However, the COMELEC dismissed Duco’s appeal because he failed to pay the appeal fee in full as pursuant to Section 3, Rule 40 of the COMELEC Rules of Procedure mandates the payment of appeal fee in the amount of P3,000.00.
Duco moved for reconsideration and paid the appeal fee as required by the rules, but the COMELEC denied his motion.
Duco contends that the COMELEC should have liberally applied its procedural rules in order not to override substantial justice.
ISSUE/S:Whether or not the COMELEC gravely abused its discretion amounting to lack or excess of jurisdiction in strictly applying the COMELEC Rules.
The COMELEC did not commit any grave abuse of discretion.
The dismissal of the appeal was in accordance with Sec. 9 (a), Rule 22 of the COMELEC Rules of Procedure, which pertinently states:
“Sec. 9. Grounds for Dismissal of Appeal.- The appeal may be dismissed upon motion of either party or at the instance of the Commission on any of the following grounds:
(a) Failure of the appellant to pay the correct appeal fee;
Under the COMELEC Rules of Procedure, in filing the appeal, the appellant is required to pay the appeal fees imposed by Sec. 3, Rule 40, as amended by COMELEC Resolution No. 02-0130, namely: (1) the amount of P3,000.00 as appeal fee; (2) the amount of P50.00 as legal research fee; and (3) the amount of P150.00 as bailiff’s fee. Pursuant to Sec. 4, Rule 40, of the COMELEC Rules of Procedure, the fees “shall be paid to, and deposited with, the Cash Division of the Commission within the period to file the notice of appeal.”
Here, while DUCO timely filed his notice of appeal, however, his appeal fee was short by P1,800.00, based on the above COMELEC Rules. Moreover, he paid the appeal fee to the MCTC cashier, contrary to the mandate of Sec. 4, Rule 40 of the COMELEC Rules of Procedure that the payment be made to the Cash Division of the COMELEC.
The payment of the deficiency beyond the reglementary period to file an appeal did not cure the defect, because the date of the payment of the appeal fee is deemed the actual date of the filing of the notice of appeal. Accordingly, his appeal, filed already beyond the reglementary period, rendered the decision of the MCTC final and immutable.

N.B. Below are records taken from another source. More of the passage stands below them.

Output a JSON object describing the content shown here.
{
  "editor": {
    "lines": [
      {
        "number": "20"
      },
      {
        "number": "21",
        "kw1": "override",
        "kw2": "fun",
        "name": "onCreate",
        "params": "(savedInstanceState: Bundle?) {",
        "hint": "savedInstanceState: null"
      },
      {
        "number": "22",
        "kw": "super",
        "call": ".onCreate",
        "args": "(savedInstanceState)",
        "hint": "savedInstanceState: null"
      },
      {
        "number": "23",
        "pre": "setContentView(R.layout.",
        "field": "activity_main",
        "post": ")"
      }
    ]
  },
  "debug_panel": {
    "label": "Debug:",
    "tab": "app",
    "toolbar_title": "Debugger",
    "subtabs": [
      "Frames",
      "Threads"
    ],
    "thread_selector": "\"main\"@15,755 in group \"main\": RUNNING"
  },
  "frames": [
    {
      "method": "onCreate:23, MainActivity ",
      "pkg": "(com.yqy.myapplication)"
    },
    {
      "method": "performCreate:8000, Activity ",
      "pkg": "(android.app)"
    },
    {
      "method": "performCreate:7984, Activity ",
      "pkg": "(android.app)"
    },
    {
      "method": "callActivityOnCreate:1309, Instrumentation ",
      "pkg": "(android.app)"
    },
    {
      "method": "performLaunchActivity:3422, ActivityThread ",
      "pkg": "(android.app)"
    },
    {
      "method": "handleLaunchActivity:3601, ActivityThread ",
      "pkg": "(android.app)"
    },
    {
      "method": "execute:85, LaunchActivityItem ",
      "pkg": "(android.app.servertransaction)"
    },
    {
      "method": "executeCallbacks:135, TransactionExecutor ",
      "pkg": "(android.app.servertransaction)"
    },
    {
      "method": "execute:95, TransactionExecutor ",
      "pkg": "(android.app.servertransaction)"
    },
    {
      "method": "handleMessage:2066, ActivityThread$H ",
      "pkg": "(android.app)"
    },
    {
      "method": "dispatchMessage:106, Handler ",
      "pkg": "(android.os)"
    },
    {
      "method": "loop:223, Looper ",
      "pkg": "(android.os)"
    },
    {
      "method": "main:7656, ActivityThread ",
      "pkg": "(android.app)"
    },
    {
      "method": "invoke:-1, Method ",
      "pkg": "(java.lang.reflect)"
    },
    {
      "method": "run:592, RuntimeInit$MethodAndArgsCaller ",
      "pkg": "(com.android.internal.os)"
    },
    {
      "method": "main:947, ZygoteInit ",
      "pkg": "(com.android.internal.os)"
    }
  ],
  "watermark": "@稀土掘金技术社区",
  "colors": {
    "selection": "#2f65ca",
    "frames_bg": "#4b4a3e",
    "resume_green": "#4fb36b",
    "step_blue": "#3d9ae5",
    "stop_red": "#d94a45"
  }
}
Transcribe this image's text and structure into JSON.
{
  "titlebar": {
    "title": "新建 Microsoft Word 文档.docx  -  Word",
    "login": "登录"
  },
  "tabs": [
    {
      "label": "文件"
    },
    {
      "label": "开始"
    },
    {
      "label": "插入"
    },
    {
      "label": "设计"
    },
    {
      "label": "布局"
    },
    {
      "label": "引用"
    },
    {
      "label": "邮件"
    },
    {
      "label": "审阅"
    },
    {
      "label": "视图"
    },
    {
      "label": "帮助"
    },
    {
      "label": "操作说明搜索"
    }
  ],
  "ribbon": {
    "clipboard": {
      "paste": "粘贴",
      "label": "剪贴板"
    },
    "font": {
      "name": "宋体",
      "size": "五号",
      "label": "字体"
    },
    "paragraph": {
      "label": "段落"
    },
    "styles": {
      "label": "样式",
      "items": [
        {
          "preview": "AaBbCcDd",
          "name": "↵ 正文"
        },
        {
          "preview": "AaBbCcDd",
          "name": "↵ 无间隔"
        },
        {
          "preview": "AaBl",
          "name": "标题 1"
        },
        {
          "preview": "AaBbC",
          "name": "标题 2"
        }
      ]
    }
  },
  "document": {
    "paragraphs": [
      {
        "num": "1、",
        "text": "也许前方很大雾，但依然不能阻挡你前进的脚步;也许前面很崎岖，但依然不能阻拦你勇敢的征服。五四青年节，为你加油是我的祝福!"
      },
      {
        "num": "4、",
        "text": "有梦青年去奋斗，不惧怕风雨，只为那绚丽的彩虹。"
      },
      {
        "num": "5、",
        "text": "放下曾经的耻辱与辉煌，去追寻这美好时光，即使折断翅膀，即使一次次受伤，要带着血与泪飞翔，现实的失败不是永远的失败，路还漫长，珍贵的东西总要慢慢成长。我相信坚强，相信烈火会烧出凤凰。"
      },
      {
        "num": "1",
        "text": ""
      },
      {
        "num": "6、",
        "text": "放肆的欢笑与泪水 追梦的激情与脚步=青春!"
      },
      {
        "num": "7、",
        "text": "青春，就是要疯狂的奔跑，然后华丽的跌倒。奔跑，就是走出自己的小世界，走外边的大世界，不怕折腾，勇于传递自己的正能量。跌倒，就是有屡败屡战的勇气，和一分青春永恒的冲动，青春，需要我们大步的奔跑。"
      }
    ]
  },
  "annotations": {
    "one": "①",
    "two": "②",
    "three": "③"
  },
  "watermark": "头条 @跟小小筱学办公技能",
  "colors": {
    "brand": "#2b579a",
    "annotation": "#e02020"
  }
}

At any rate, the plea for a liberal application of technical rules of procedure to promote the ends of justice is undeserving of any sympathy from us. Time and again, we have ruled that the payment of the full amount of docket fee within the period to appeal is a sine qua non requirement for the perfection of an appeal. Such payment is not a mere technicality of law or procedure, but an essential requirement, without which the decision or final order appealed from becomes final and executory, as if no appeal was filed.
The petitioner (DUCO) ought to be reminded that appeal is not a right but a mere statutory privilege that must be exercised strictly in accordance with the provisions set by law.
A) The COMELEC Division could not rule on the motion for reconsideration assailing the its earlier issued Order because the Constitution (see: Sec. 3, Article IX-C of the Constitution) has lodged the authority to do so in the COMELEC en banc.
B) The payment of the deficiency beyond the reglementary period to file an appeal did not cure the defect, because the date of the payment of the appeal fee is deemed the actual date of the filing of the notice of appeal.
C) Appeal is not a right but a mere statutory privilege that must be exercised strictly in accordance with the provisions set by law.
‘Stand by things decided’ ~ Stare Decisis
Read Full Text:
Ricardo C. Duco vs COMELEC First Division and Narciso B. Avelino (G.R. No. 183366 August 19, 2009)